(Federal News Network) Have you ever been watching a sci-fi movie and a drone comes to the rescue just in the nick of time, or a technology deploys right when a character needs it most? The Army wants that, too — and it’s working with the nascent technology now to improve situational awareness to better team with robots, drones, other humans and anything else that may come along the way. The Army Research Lab, along with the Navy, is using a new suite of software tools to track the biometrics of soldiers and sailors — everything from pupil size to eye movement to heart rate and breathing patterns. Read More

‘Exotic compact objects’ could soon break physics, new study suggests

( Out in the depths of the universe, outlandish black-hole-like entities might exist with the power to redefine physics as we know it. A new study calculates that, in the coming years, gravitational wave observatories on Earth could find these hypothetical oddballs, which are known as exotic compact objects. The U.S.-based Laser Interferometer Gravitational-Wave Observatory (LIGO) and its European counterpart Virgo were built to capture ripples in the fabric of space-time radiating from massive objects like black holes and neutron stars crashing together. Yet there is always the chance that scientists could run into something unexpected. Read More

With Goals Met, NASA to Push Envelope with Ingenuity Mars Helicopter

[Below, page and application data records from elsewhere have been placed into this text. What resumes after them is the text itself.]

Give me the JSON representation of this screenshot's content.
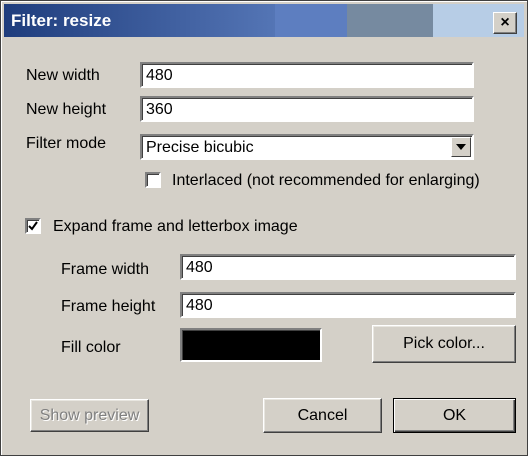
{
  "window": {
    "title": "Filter: resize",
    "close_glyph": "×",
    "close_icon": "close-icon",
    "title_gradient": [
      "#1f3d7d",
      "#5475b5",
      "#5d7ec0",
      "#768aa0",
      "#b7cde6"
    ]
  },
  "fields": {
    "new_width": {
      "label": "New width",
      "value": "480"
    },
    "new_height": {
      "label": "New height",
      "value": "360"
    },
    "filter_mode": {
      "label": "Filter mode",
      "value": "Precise bicubic"
    }
  },
  "interlaced": {
    "label": "Interlaced (not recommended for enlarging)",
    "checked": false
  },
  "expand": {
    "label": "Expand frame and letterbox image",
    "checked": true
  },
  "frame": {
    "width": {
      "label": "Frame width",
      "value": "480"
    },
    "height": {
      "label": "Frame height",
      "value": "480"
    },
    "fill": {
      "label": "Fill color",
      "color": "#000000"
    }
  },
  "buttons": {
    "pick_color": "Pick color...",
    "show_preview": "Show preview",
    "cancel": "Cancel",
    "ok": "OK"
  }
}
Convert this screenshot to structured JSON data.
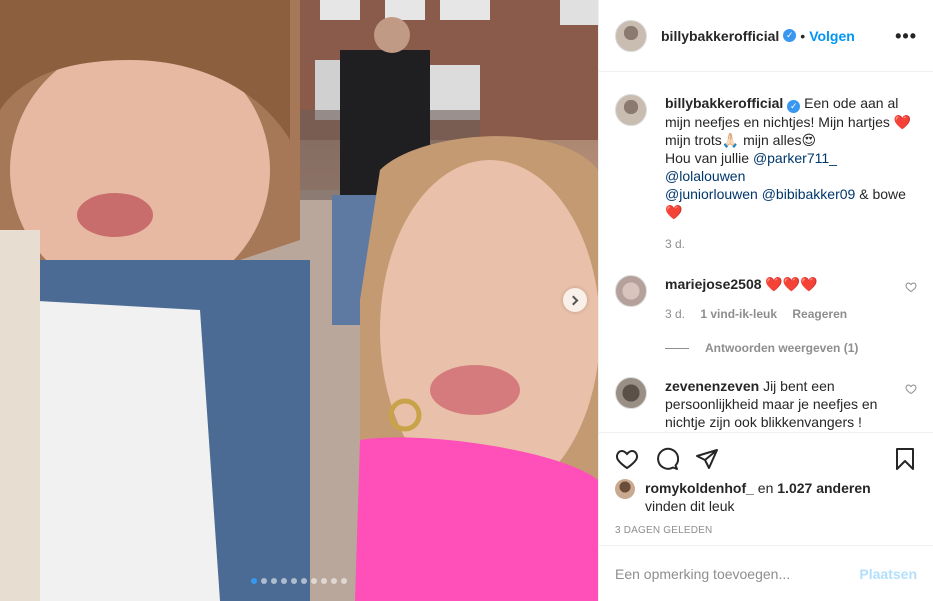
{
  "header": {
    "username": "billybakkerofficial",
    "follow_label": "Volgen",
    "bullet": "•",
    "more_label": "•••"
  },
  "caption": {
    "username": "billybakkerofficial",
    "text_1": "Een ode aan al mijn neefjes en nichtjes! Mijn hartjes ",
    "heart_1": "❤️",
    "text_2": "mijn trots",
    "pray": "🙏🏻",
    "text_3": " mijn alles",
    "heart_eyes": "😍",
    "text_4": "Hou van jullie ",
    "mentions": [
      "@parker711_",
      "@lolalouwen",
      "@juniorlouwen",
      "@bibibakker09"
    ],
    "text_5": " & bowe ",
    "heart_2": "❤️",
    "time": "3 d."
  },
  "comments": [
    {
      "username": "mariejose2508",
      "text": "❤️❤️❤️",
      "time": "3 d.",
      "likes": "1 vind-ik-leuk",
      "reply_label": "Reageren",
      "view_replies": "Antwoorden weergeven (1)"
    },
    {
      "username": "zevenenzeven",
      "text": "Jij bent een persoonlijkheid maar je neefjes en nichtje zijn ook blikkenvangers !"
    }
  ],
  "likes": {
    "user": "romykoldenhof_",
    "connector": "en",
    "others": "1.027 anderen",
    "suffix": "vinden dit leuk"
  },
  "date": "3 DAGEN GELEDEN",
  "add_comment": {
    "placeholder": "Een opmerking toevoegen...",
    "post_label": "Plaatsen"
  },
  "carousel": {
    "count": 10,
    "active_index": 0
  },
  "colors": {
    "accent": "#0095f6",
    "verified": "#3897f0",
    "mention": "#00376b",
    "muted": "#8e8e8e"
  },
  "icons": [
    "heart-icon",
    "comment-icon",
    "share-icon",
    "save-icon",
    "verified-icon",
    "more-icon",
    "chevron-right-icon"
  ]
}
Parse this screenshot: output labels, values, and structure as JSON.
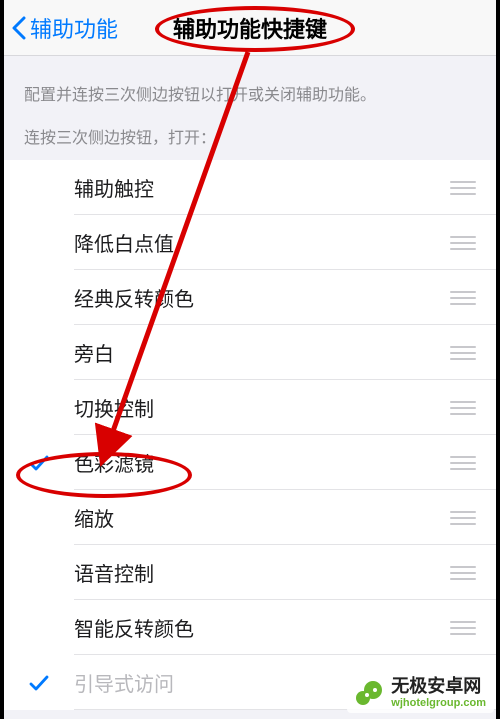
{
  "nav": {
    "back_label": "辅助功能",
    "title": "辅助功能快捷键"
  },
  "intro": {
    "desc": "配置并连按三次侧边按钮以打开或关闭辅助功能。",
    "subhead": "连按三次侧边按钮，打开："
  },
  "items": [
    {
      "label": "辅助触控",
      "checked": false,
      "dim": false
    },
    {
      "label": "降低白点值",
      "checked": false,
      "dim": false
    },
    {
      "label": "经典反转颜色",
      "checked": false,
      "dim": false
    },
    {
      "label": "旁白",
      "checked": false,
      "dim": false
    },
    {
      "label": "切换控制",
      "checked": false,
      "dim": false
    },
    {
      "label": "色彩滤镜",
      "checked": true,
      "dim": false
    },
    {
      "label": "缩放",
      "checked": false,
      "dim": false
    },
    {
      "label": "语音控制",
      "checked": false,
      "dim": false
    },
    {
      "label": "智能反转颜色",
      "checked": false,
      "dim": false
    },
    {
      "label": "引导式访问",
      "checked": true,
      "dim": true
    }
  ],
  "watermark": {
    "cn": "无极安卓网",
    "en": "wjhotelgroup.com"
  }
}
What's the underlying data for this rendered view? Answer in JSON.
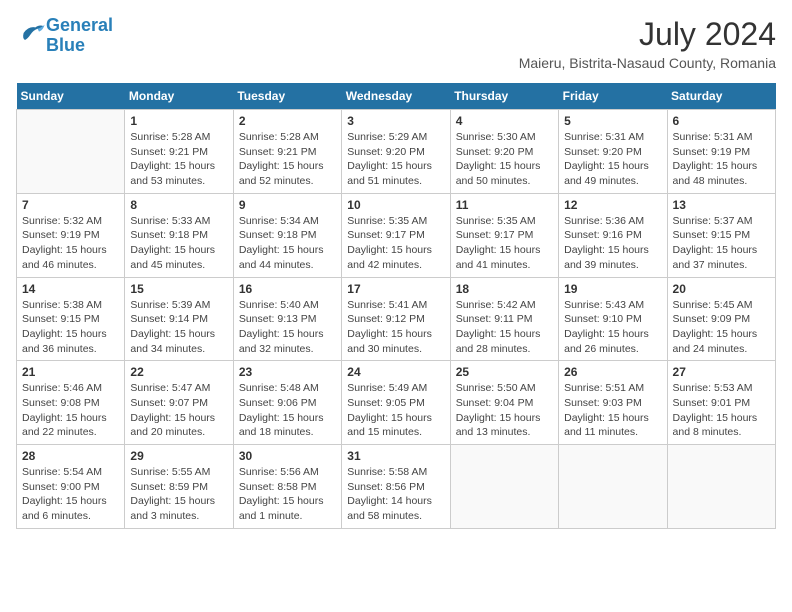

(NASA) Now that NASA’s Ingenuity Mars Helicopter has accomplished the goal of achieving powered, controlled flight of an aircraft on the Red Planet, and with data from its most recent flight test, on April 25, the technology demonstration project has met or surpassed all of its technical objectives. The Ingenuity team now will push its performance envelope on Mars. The fourth Ingenuity flight from Wright Brothers Field, the name for the Martian airfield on which the flight took place, is scheduled to take off Thursday, April 29, at 10:12 a.m. EDT (7:12 a.m. PDT, 12:30 p.m. local Mars time), with the first data expected back at NASA’s Jet Propulsion Laboratory in Southern California at 1:21 p.m. EDT (10:21 a.m. PDT). Read More